                  Adult $20 at the door, Concession $15 at the door

Pavilion: Goyder & Jubilee Entry gates: Rose Terrace & Goodwood Road


Sunday 2nd July Free Presentation - Dr Alicia Tucker - LIVE VIA SKYPE - Life on ‘Mars,’ the Challenges of Human Spaceflight

We may be starting to get the technology perfected to send people to the Red Planet. As humans, are we really ready?

Alicia is an Emergency Physician based in Hobart, Tasmania.  As well as being a Fellow of the Australasian College for Emergency Medicine, Alicia is a Fellow in Wilderness Medicine and has worked with the Royal Flying Doctors Service in Outback Australia and as a Ship's Physician to the Antarctic Peninsula.  Learning more about the challenges of human spaceflight seemed like a natural progression after working in these austere environments.  Alicia spent 10 days at the Mars Desert Research Station in April 2017 as part of Crew 179 being schooled on aerospace medicine by a NASA Flight Surgeon as well as exploring the human factors associated with living on 'Mars'.  Alicia is married with 2 young boys and is excited her boys may be part of a generation that will call Mars home.


Sunday 4th June 2017 Free Presentation - Mr James Gilmour of Gilmour Space Technologies - LIVE VIA SKYPE including Q&A - James will talk about their Space Flight Academy, and their new propulsion program. 

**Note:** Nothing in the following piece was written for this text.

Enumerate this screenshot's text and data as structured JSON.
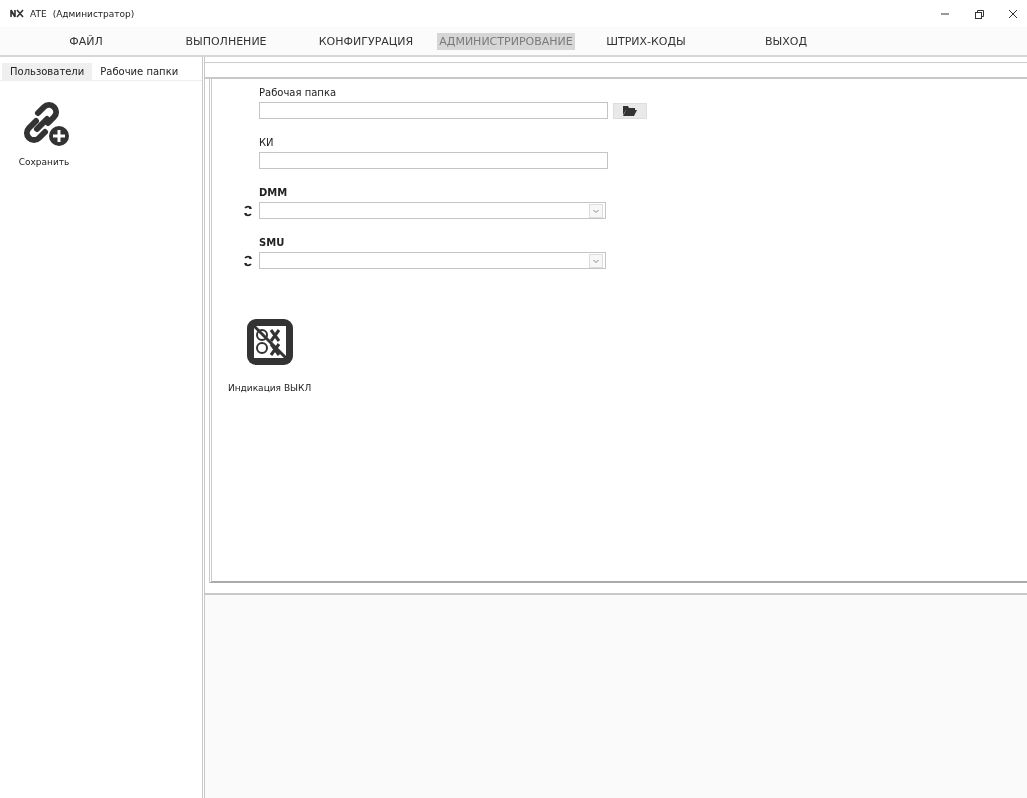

Sunday 7th May 2017 Free Public Lecture - Dr Patrick Neumann, Chief Scientist, Neumann Space Pty Ltd “Mars and Back on a Tank of Fuel: Pulsed Cathodic Arc Thruster Missions to Mars”

Abstract: Missions to return samples from Mars and its moons have been discussed for many years, with increasing interest coming as part of NASA’s Mars mission plans. Robotic missions to return Martian material would serve as testbeds for technologies needed in future manned missions, and
thus reduce the risks faced by astronauts in their journeys.  A large part of the technical challenge involved in such a mission is the propulsion system; the sheer quantity of fuel needed for such a mission is staggering if one uses chemical fuels.  Recent developments in electric propulsion could alter the equation, making this type of mission more technically feasible.  This talk will discuss the challenges inherent in this type of mission, before describing the performance benefits available when choosing various electric propulsion technologies over chemical thrusters.

Bio: Paddy studied aerospace engineering and physics as an undergraduate, gaining bachelor’s degrees in both from the University of Sydney, which is where he first started working with electric propulsion systems. During his honours, masters and doctoral work he has refined the system he inherited, from a system optimised for the study of thin film deposition to one that serves as a testbed for thruster prototypes.

Event dates for 2017: February 5th, March 5th, April 2nd, May 7th, June 4th, July 2nd, August 5-6th (Science Alive! at the Adelaide Showgrounds), September 11th (joint withe the State Library of SA), October 8th (a week later due to Labour Day), November 5th, December 3rd